The comparative case studies regard the confraternities of Schiavoni of Ancona and Camerano, particularly the edification and decoration of church of St. Blaise in Ancona, built in the center of the city in 1748, and church of St. Germain in Camerano, built in a suburban area in the 17th century.
The first church, dedicated to St. Blaise, was settled by the Schiavoni immigrants in Ancona in 1439; the confraternity first built a church, always dedicated to St. Blaise, in the Poggio (a peripheral area in the Conero Mount), then the same confraternity moved from the periphery to the center, promoting the construction of a new church in 1667, then renewed in 1748. The architectural project was entrusted to Giovan Battista Urbini, while the stucco decoration in the interior was executed by Gioacchino Varlè. The altarpiece, traditionally considered to be a late reproduction of the image brought by the Croatians in the 15th century, was painted by Domenico Simonetti called “il Magatta”. The presence of St. Blaise in the canvas is still very significant, because Blaise is the patron saint of Dubrovnik, highly revered by the Schiavoni of the Marche Region.
The Illyrian colony of Camerano obtained its pastoral care at the church of St. Germain in 1478 by Bishop Antonio Fatati; in 1539, a confraternity of Schiavoni was granted patronage of the parish by Bishop Baldovinetto Baldovinetti, and a priest in residence was assigned by Bishop Carlo Conti in 1610. The construction of the church, as well as its decoration with paintings by anonymous masters, is close to these dates.
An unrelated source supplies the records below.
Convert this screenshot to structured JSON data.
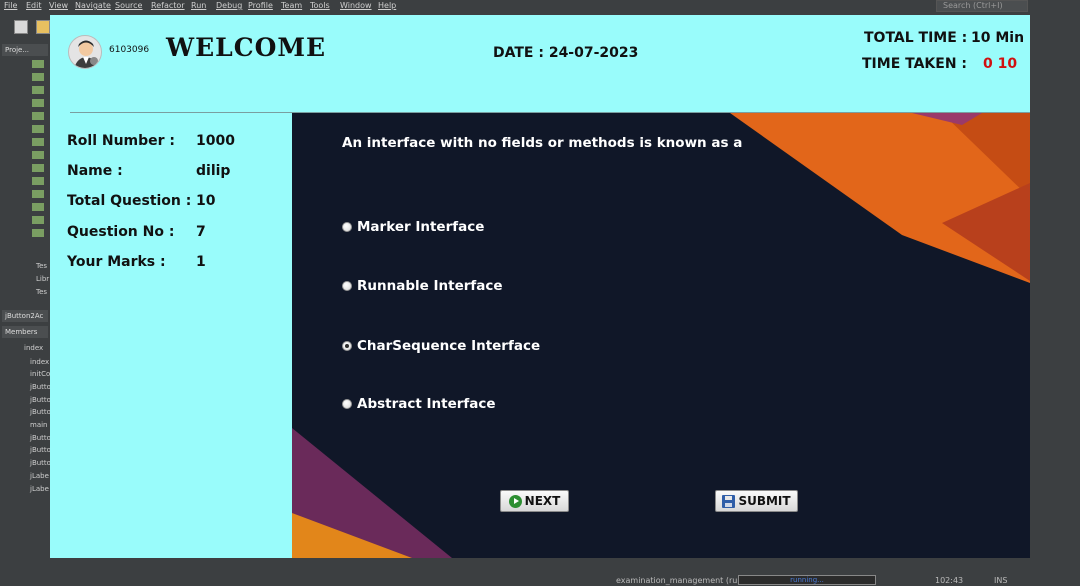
{
  "ide": {
    "menu": [
      "File",
      "Edit",
      "View",
      "Navigate",
      "Source",
      "Refactor",
      "Run",
      "Debug",
      "Profile",
      "Team",
      "Tools",
      "Window",
      "Help"
    ],
    "search_placeholder": "Search (Ctrl+I)",
    "projects_tab": "Proje...",
    "members_panel_title": "jButton2Ac",
    "members_tab": "Members",
    "tree_items": [
      "index",
      "index",
      "initCo",
      "jButto",
      "jButto",
      "jButto",
      "main",
      "jButto",
      "jButto",
      "jButto",
      "jLabe",
      "jLabe"
    ],
    "project_items": [
      "Tes",
      "Libr",
      "Tes"
    ],
    "status": {
      "task": "examination_management (run)",
      "progress_label": "running...",
      "position": "102:43",
      "mode": "INS"
    }
  },
  "exam": {
    "user_id": "6103096",
    "welcome": "WELCOME",
    "date_label": "DATE : 24-07-2023",
    "total_time_label": "TOTAL TIME :",
    "total_time_value": "10 Min",
    "time_taken_label": "TIME TAKEN :",
    "time_taken_value": "0 10",
    "info": [
      {
        "label": "Roll Number :",
        "value": "1000"
      },
      {
        "label": "Name :",
        "value": "dilip"
      },
      {
        "label": "Total Question :",
        "value": "10"
      },
      {
        "label": "Question No :",
        "value": "7"
      },
      {
        "label": "Your Marks :",
        "value": "1"
      }
    ],
    "question": "An interface with no fields or methods is known as a",
    "options": [
      {
        "label": "Marker Interface",
        "checked": false
      },
      {
        "label": "Runnable Interface",
        "checked": false
      },
      {
        "label": "CharSequence Interface",
        "checked": true
      },
      {
        "label": "Abstract Interface",
        "checked": false
      }
    ],
    "next_label": "NEXT",
    "submit_label": "SUBMIT",
    "colors": {
      "panel_bg": "#99fcfb",
      "question_bg": "#101728",
      "accent_orange": "#e2661a",
      "accent_purple": "#6a2a5a",
      "time_taken_red": "#d01010"
    }
  }
}
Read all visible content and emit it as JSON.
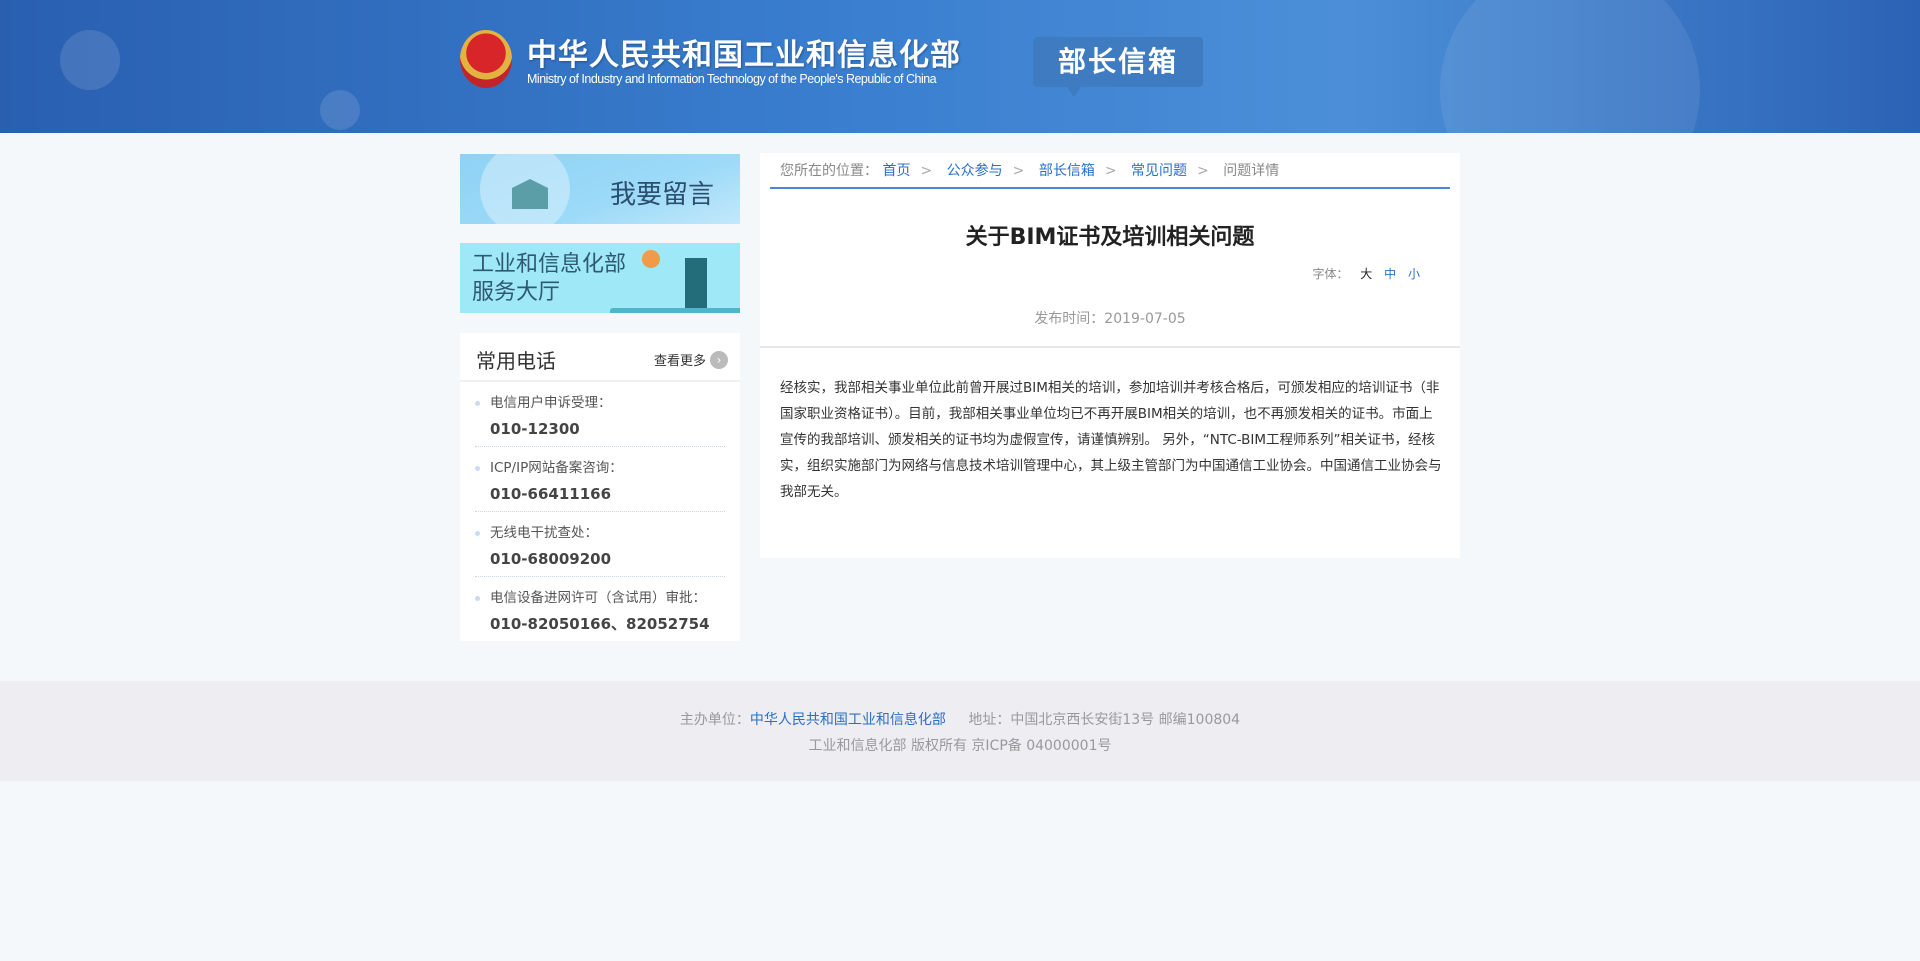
{
  "header": {
    "logo_cn": "中华人民共和国工业和信息化部",
    "logo_en": "Ministry of Industry and Information Technology of the People's Republic of China",
    "section_tag": "部长信箱"
  },
  "sidebar": {
    "banner_message": "我要留言",
    "banner_service_line1": "工业和信息化部",
    "banner_service_line2": "服务大厅",
    "phones": {
      "title": "常用电话",
      "more": "查看更多",
      "items": [
        {
          "label": "电信用户申诉受理：",
          "number": "010-12300"
        },
        {
          "label": "ICP/IP网站备案咨询：",
          "number": "010-66411166"
        },
        {
          "label": "无线电干扰查处：",
          "number": "010-68009200"
        },
        {
          "label": "电信设备进网许可（含试用）审批：",
          "number": "010-82050166、82052754"
        }
      ]
    }
  },
  "breadcrumb": {
    "prefix": "您所在的位置：",
    "items": [
      "首页",
      "公众参与",
      "部长信箱",
      "常见问题"
    ],
    "current": "问题详情",
    "separator": ">"
  },
  "article": {
    "title": "关于BIM证书及培训相关问题",
    "font_label": "字体：",
    "font_sizes": [
      "大",
      "中",
      "小"
    ],
    "date": "发布时间：2019-07-05",
    "body": "经核实，我部相关事业单位此前曾开展过BIM相关的培训，参加培训并考核合格后，可颁发相应的培训证书（非国家职业资格证书）。目前，我部相关事业单位均已不再开展BIM相关的培训，也不再颁发相关的证书。市面上宣传的我部培训、颁发相关的证书均为虚假宣传，请谨慎辨别。 另外，“NTC-BIM工程师系列”相关证书，经核实，组织实施部门为网络与信息技术培训管理中心，其上级主管部门为中国通信工业协会。中国通信工业协会与我部无关。"
  },
  "footer": {
    "host_label": "主办单位：",
    "host": "中华人民共和国工业和信息化部",
    "address": "地址：中国北京西长安街13号 邮编100804",
    "copyright": "工业和信息化部 版权所有 京ICP备 04000001号"
  }
}
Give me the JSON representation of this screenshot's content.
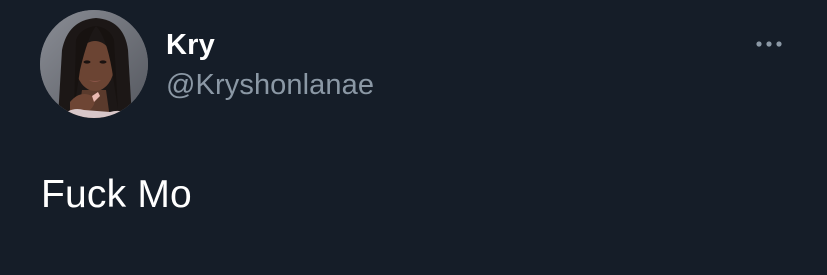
{
  "tweet": {
    "author": {
      "display_name": "Kry",
      "handle": "@Kryshonlanae",
      "avatar_icon": "profile-photo"
    },
    "text": "Fuck Mo",
    "more_icon": "more-horizontal-icon"
  },
  "colors": {
    "background": "#151d28",
    "primary_text": "#ffffff",
    "secondary_text": "#8b98a5"
  }
}
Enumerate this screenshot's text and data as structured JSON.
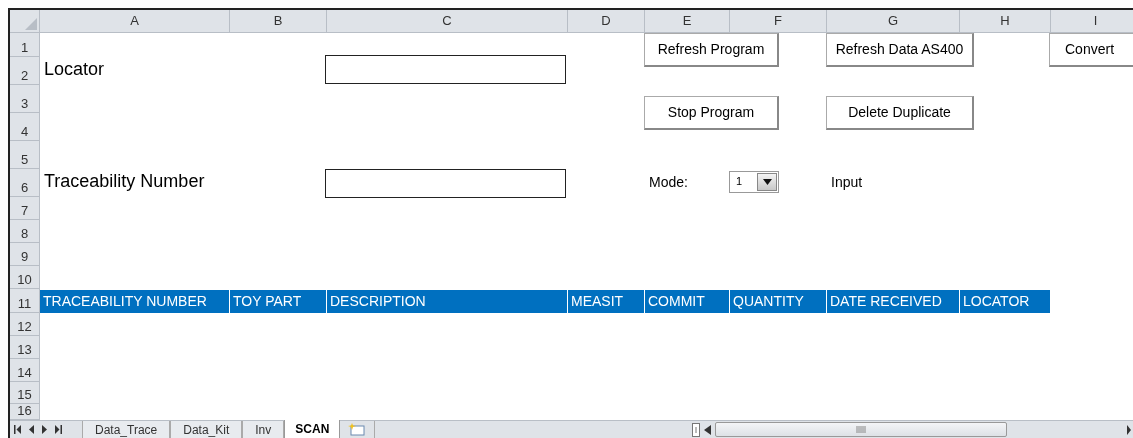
{
  "columns": [
    "A",
    "B",
    "C",
    "D",
    "E",
    "F",
    "G",
    "H",
    "I"
  ],
  "rows": [
    "1",
    "2",
    "3",
    "4",
    "5",
    "6",
    "7",
    "8",
    "9",
    "10",
    "11",
    "12",
    "13",
    "14",
    "15",
    "16"
  ],
  "labels": [
    "Locator",
    "Traceability Number"
  ],
  "mode": {
    "label": "Mode:",
    "value": "1",
    "status": "Input"
  },
  "buttons": [
    {
      "label": "Refresh Program"
    },
    {
      "label": "Refresh Data AS400"
    },
    {
      "label": "Convert"
    },
    {
      "label": "Stop Program"
    },
    {
      "label": "Delete Duplicate"
    }
  ],
  "table": {
    "columns": [
      "TRACEABILITY NUMBER",
      "TOY PART",
      "DESCRIPTION",
      "MEASIT",
      "COMMIT",
      "QUANTITY",
      "DATE RECEIVED",
      "LOCATOR"
    ]
  },
  "sheet_tabs": [
    {
      "label": "Data_Trace",
      "selected": false
    },
    {
      "label": "Data_Kit",
      "selected": false
    },
    {
      "label": "Inv",
      "selected": false
    },
    {
      "label": "SCAN",
      "selected": true
    }
  ]
}
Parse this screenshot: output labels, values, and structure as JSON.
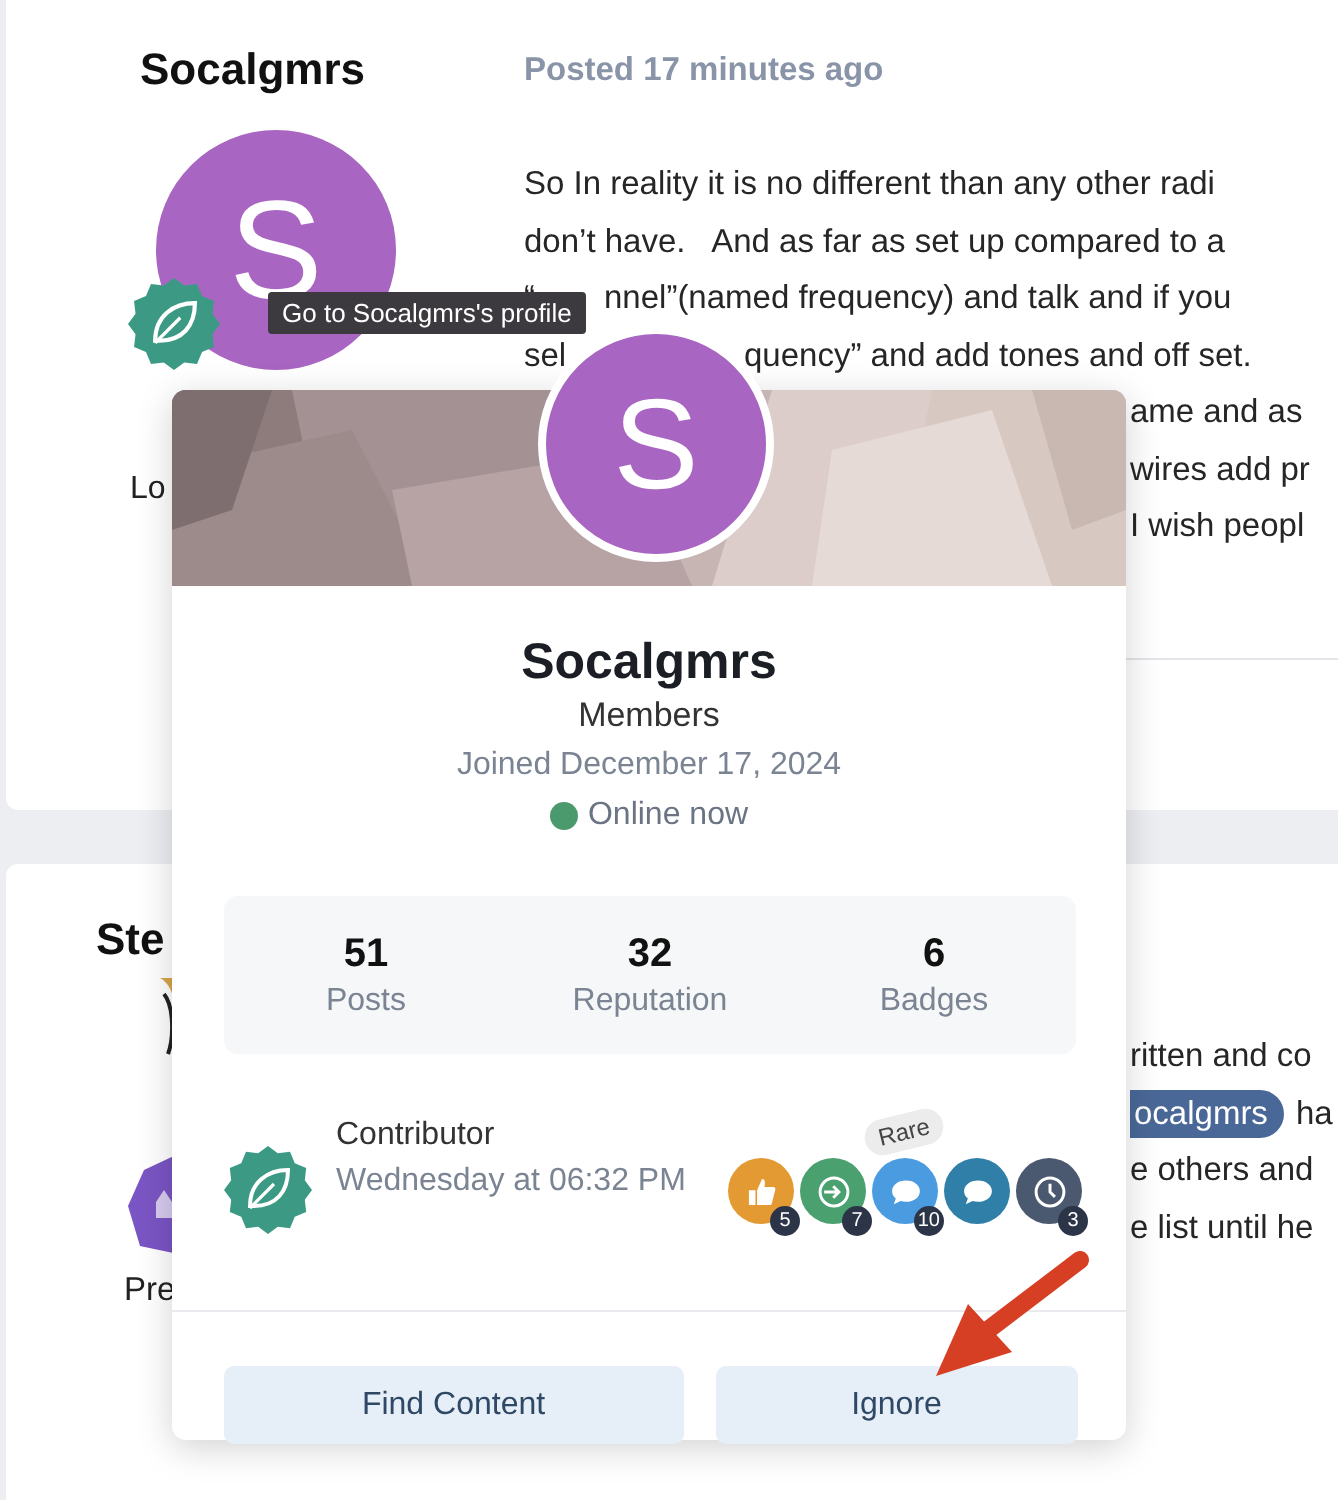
{
  "post": {
    "author": "Socalgmrs",
    "posted": "Posted 17 minutes ago",
    "avatar_letter": "S",
    "tooltip": "Go to Socalgmrs's profile",
    "side_text": "Lo",
    "lines": [
      {
        "left": "So In reality it is no different than any other radi"
      },
      {
        "left": "don’t have.   And as far as set up compared to a"
      },
      {
        "left": "“",
        "right": "nnel”(named frequency) and talk and if you"
      },
      {
        "left": "sel",
        "right": "quency” and add tones and off set."
      },
      {
        "right": "ame and as"
      },
      {
        "right": "wires add pr"
      },
      {
        "right": "I wish peopl"
      }
    ]
  },
  "post_2": {
    "author": "Ste",
    "side_text": "Pre",
    "lines": [
      {
        "text": "ritten and co"
      },
      {
        "mention": "ocalgmrs",
        "text": "ha"
      },
      {
        "text": "e others and"
      },
      {
        "text": "e list until he"
      }
    ]
  },
  "profile_card": {
    "avatar_letter": "S",
    "name": "Socalgmrs",
    "group": "Members",
    "joined": "Joined December 17, 2024",
    "status": {
      "label": "Online now",
      "color": "#4a9a6e"
    },
    "stats": [
      {
        "value": "51",
        "label": "Posts"
      },
      {
        "value": "32",
        "label": "Reputation"
      },
      {
        "value": "6",
        "label": "Badges"
      }
    ],
    "rank": {
      "title": "Contributor",
      "date": "Wednesday at 06:32 PM"
    },
    "badges": [
      {
        "kind": "thumbs-up",
        "color": "#e39a32",
        "count": "5"
      },
      {
        "kind": "sign-in",
        "color": "#4aa06e",
        "count": "7"
      },
      {
        "kind": "chat",
        "color": "#4a9be0",
        "count": "10",
        "tag": "Rare"
      },
      {
        "kind": "chat",
        "color": "#2f7fa8"
      },
      {
        "kind": "clock",
        "color": "#4a5870",
        "count": "3"
      }
    ],
    "buttons": [
      "Find Content",
      "Ignore"
    ]
  }
}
The research on the confraternity and the church is based on parish archival documentation and on the documentation preserved in the Ancona Diocesan Archive.
Both cases share the massive phenomenon of integration: both confraternities gradually cease to be formed only by Croatians, but always maintain this specificity in the narrative of their history. Another segment covers the placement of the buildings of the confraternities in central or in suburban areas of the city, according to the dialectics of center and periphery.